In a speech at the IV International Opec Seminar on expanding production upstream/downstream, held this week in Vienna, Energy Minister Rafael Ramirez said:
“Hoy en día, con la tecnología de mejoramiento que está instalada en Venezuela y con la participación de nuestros socios internacionales, se producen en la Faja aproximadamente 800 mil barriles día. De ellos, un poco más de 600 mil barriles día se somete a procesos de mejoramiento, de los duales se obtienen alrededor de 510 mil barriles día de crudo mejorado (cuando hablamos de mejoramiento nos referimos a un proceso básico de extracción de coque y azufre que permite llevar este crudo de 8°API a un crudo con una calidad de hasta 32°API).”
Ramirez said in Vienna that production in the Orinoco oil belt now averages “approximately 800,000 b/d.”

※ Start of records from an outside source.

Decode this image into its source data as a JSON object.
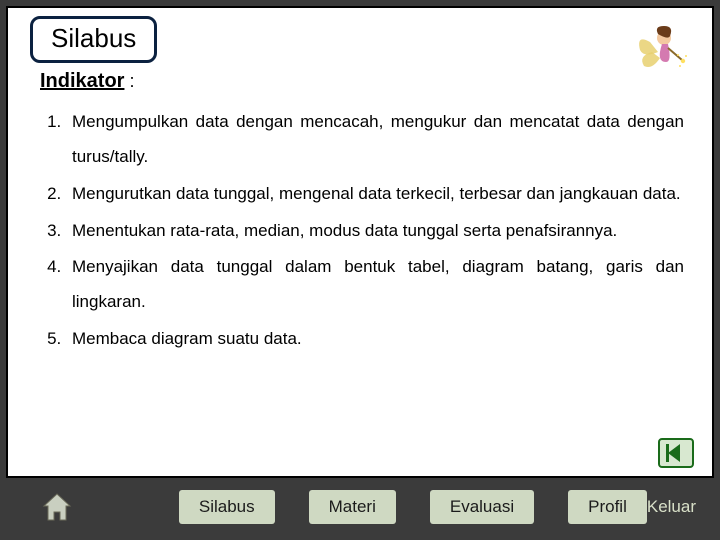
{
  "title": "Silabus",
  "section_label": "Indikator",
  "colon": " :",
  "items": [
    "Mengumpulkan data dengan mencacah, mengukur dan mencatat data dengan turus/tally.",
    "Mengurutkan data tunggal, mengenal data terkecil, terbesar dan jangkauan data.",
    "Menentukan rata-rata, median, modus data tunggal serta penafsirannya.",
    "Menyajikan data tunggal dalam bentuk tabel, diagram batang, garis dan lingkaran.",
    "Membaca diagram suatu data."
  ],
  "nav": {
    "silabus": "Silabus",
    "materi": "Materi",
    "evaluasi": "Evaluasi",
    "profil": "Profil",
    "keluar": "Keluar"
  }
}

The four extra-heavy crude production/upgrader projects nationalized on 1 may 2007 have a combined crude production capacity of about 600,000 b/d, and their combined upgrading capacity is about 520,000 b/d – give or take. (These numbers are rough estimates.)
The difference of 200,000 b/d, presumably, might include production related to the Magna Reserva reserves certification initiative through which Pdvsa expects to confirm it has 315 billion barrels of extra heavy crude reserves.
But this is unlikely, since the Magna Reserva certification process is essentially a dog and pony show.
Pdvsa is, indeed, doing some drilling. But the Magna Reserva process certainly has not increased Orinoco oil belt production by 200,000 b/d – or 73 million barrels a year.
In fact, Ramirez claims that Venezuela cut Orinoco oil belt production by 300,000 b/d since 1 January 2009 to comply with its OPEC quota, which mandates production cuts of approximately 360,000 b/d.
It’s also a fact that PetroMonagas (Cerro Negro) shut down completely in January 2009, taking 120,000 b/d off line in the oil belt.
This left 180,000 b/d of Orinoco production cuts which Pdvsa reportedly spread between the three other upgraders (Petrozuata, Petropiar and Petrocedeno) in January 2009, when the Chavez regime deliberately forced over 60% of Venezuela’s Opec cuts on joint ventures which collectively account for only 25% of Venezuela’s total crude production.
Ramirez obviously is lying, and he lies very frequently, almost daily, about Pdvsa’s real production, refining, export, financial, etc. data.
But the world’s leading energy news and intelligence services, almost unanimously, do not challenge the Venezuelan government’s official numbers despite ample empirical evidence – like Ramirez’s contradictory statements – that the official numbers are complete fabrications.
Ramirez also said this week in Vienna that needed investments in oil and gas production capacity cannot be made unless the price of oil is at least $70/bl.
Anything lower than $70/bl. means no investments at all in new production capacity, he said.
Ramirez presumably was speaking about the global price environment, but almost certainly he meant Venezuela – given that his own experience is limited to Venezuela.
(Remember that Ramirez is an oil draftsman (a “dibujante tecnico”) who came out of the ministry, and who beyond his loyalty to Chavez doesn’t know anything at all about the oil industry or managing a huge company like Pdvsa.)
But even $70/bl probably is too low a price for Pdvsa to cover its planned investments and also funnel cash to the Chavez regime, which cannot stay afloat peacefully without an ever-growing oil revenue stream.
Meanwhile, Finance Minister Ali Rodriguez Araque said this week that the government is recalculating its 2009 budget with a new average price of $40-45/bl, which is $15-20/bl less than the original budget ($60/bl) and 25-30/bl less than the $70/bl minimum price at which planned oil/gas capacity expansion investments are financially doable.
The implication of Ramirez’s remark about the minimum oil price needed for investments is that even with an average price of $60/bl in 2009 Pdvsa would have found it difficult (impossible?) to carry out its planned investments.